Mask Testing: Doing It The Right Way

(UPDATE April 2014: please read my new review of three mask tests.)

As a family doctor, I strive to keep my patients and my community healthy by sharing informed, evidence-based advice — in clinic and via my writing. Wellness and prevention are my favorite topics, but I’ve become known more for my air pollution articles. I’ve recently been sharing the world’s best research about masks and was disappointed with the sparse information out there, still unable to offer useful advice on the same authoritative level as I could recommend an antibiotic for pneumonia or a diet tip for prediabetes. So I decided to get mask data myself, organizing with a NIOSH-certified company in California to fit-test at least 40 of the most common brands of masks.
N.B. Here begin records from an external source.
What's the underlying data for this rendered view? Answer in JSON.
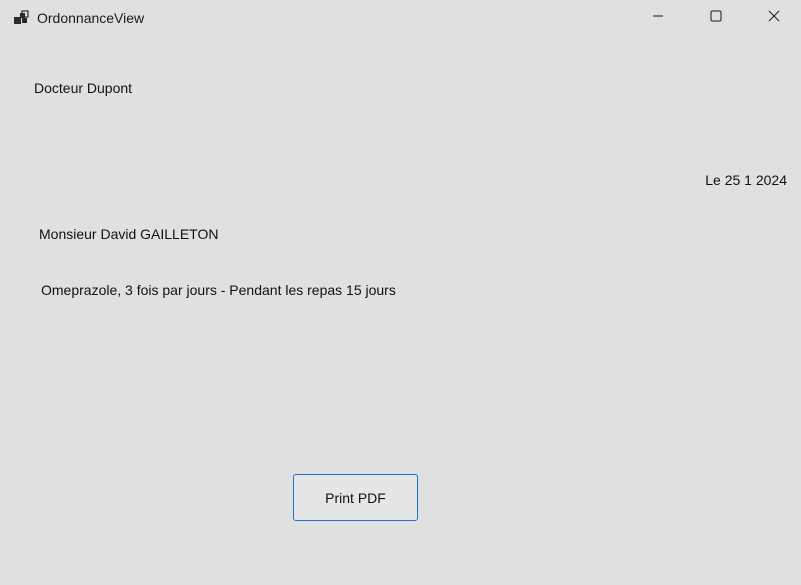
{
  "window": {
    "title": "OrdonnanceView",
    "icon": "app-window-icon",
    "controls": [
      "minimize-icon",
      "maximize-icon",
      "close-icon"
    ]
  },
  "ordonnance": {
    "doctor": "Docteur Dupont",
    "date": "Le 25 1 2024",
    "patient": "Monsieur David GAILLETON",
    "prescription": "Omeprazole, 3 fois par jours - Pendant les repas 15 jours"
  },
  "actions": {
    "print_label": "Print PDF"
  },
  "colors": {
    "background": "#e0e0e0",
    "button_border": "#1a73c9"
  }
}
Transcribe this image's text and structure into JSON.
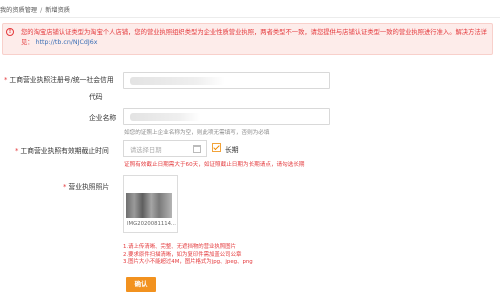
{
  "breadcrumb": {
    "parent": "我的资质管理",
    "separator": "/",
    "current": "新增资质"
  },
  "notice": {
    "icon": "exclamation-circle-icon",
    "text": "您的淘宝店铺认证类型为淘宝个人店铺，您的营业执照组织类型为企业性质营业执照，两者类型不一致，请您提供与店铺认证类型一致的营业执照进行准入。解决方法详见：",
    "link": "http://tb.cn/NJCdJ6x"
  },
  "form": {
    "reg_number": {
      "required_mark": "*",
      "label_line1": "工商营业执照注册号/统一社会信用",
      "label_line2": "代码"
    },
    "company_name": {
      "label": "企业名称",
      "help": "如您的证照上企业名称为空，则此项无需填写，否则为必填"
    },
    "expiry": {
      "required_mark": "*",
      "label": "工商营业执照有效期截止时间",
      "placeholder": "请选择日期",
      "checkbox_label": "长期",
      "checkbox_checked": true,
      "error": "证照有效截止日期需大于60天，如证照截止日期为长期请点，请勾选长期"
    },
    "photo": {
      "required_mark": "*",
      "label": "营业执照照片",
      "file_name": "IMG2020081114...",
      "requirements": [
        "1.请上传清晰、完整、无遮挡物的营业执照图片",
        "2.要求原件扫描清晰，如为复印件需加盖公司公章",
        "3.图片大小不能超过4M，图片格式为jpg、jpeg、png"
      ]
    }
  },
  "actions": {
    "confirm_label": "确认"
  },
  "colors": {
    "accent": "#f2921f",
    "error": "#e4393c",
    "link": "#3b6fb6"
  }
}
I wanted to give the world a scientific, objective, Consumer-Reports type of graph which showed the results, and everyone — especially parents — could finally have a credible source to help make important health decisions about masks.

But since starting this campaign a few weeks ago, I’ve had many discussions with my colleagues in medicine and in public health, and they generally agree that while my intentions are noble, and while this information truly is relevant and important, some of the specific details of my project may not make the final report as scientifically rigorous and as useful as I would have hoped. A truly influential and useful report ideally would be initially vetted by a team of researchers and doctors, using independent funds and getting published in a peer-reviewed journal.

After these discussions, I’ve decided to put my project on hold for now, while I aim to get more professional collaboration with others in order to get even more valuable, trusted results. If I cannot achieve a higher standard, I will stop the project entirely, and everyone who has generously donated money and supplies will get a full refund.

With my writing, I’ve always skirted an amorphous border between consumer-level advice and peer-reviewed consensus, topped off with a bit of humor and gentle opinions. But this mask testing is a much more ambitious project, and it’s important to get it right.

I hope I can still get this data, otherwise we’re back to square one. But given all the recent press coverage of this project, at least I’ve helped give this important subject some international exposure. Hopefully other people and organizations are inspired by my cause and are already working on their own projects. Let’s all work together to get the research we need.

Follow me on:
Twitter @RichardStCyrMD
Facebook @BainbridgeBabaDoc

One thought on “Mask Testing: Doing It The Right Way”

  1. A sensible move, especially as the research would not have carried any relevance to the other components of pollution namely VOC’s Acid gases like NOX and S02 and O3 (low level ozone)

    Any testing would have highlighted the flaws of the program, ie they are only being tested for particles. The majority of masks being produced are only designed for filtering particles and the fashionable pollutant of the day is ‘Particulate Matter’. Next year it will be Nitrogen Dioxide, the year after that it will be VOC’s, after that Low level ozone. History has an uncanny ability of repeating itself.

    To take out the chemicals you need a charcoal layer not just active carbon but a good grade of Activated Charcoal. Its not used in most masks as it is expensive. And expensive isn’t the order of the day. The Totobobo mask does not have any at all, neither do most of the other masks on the market. Some 3M masks are available with activated charcoal as is another brand Respro®

    As you can see only part of the pollution story is being played out here and not the whole story.

    The project is a much bigger project than imaginable.

    I applaud your withdrawal.

Leave a Reply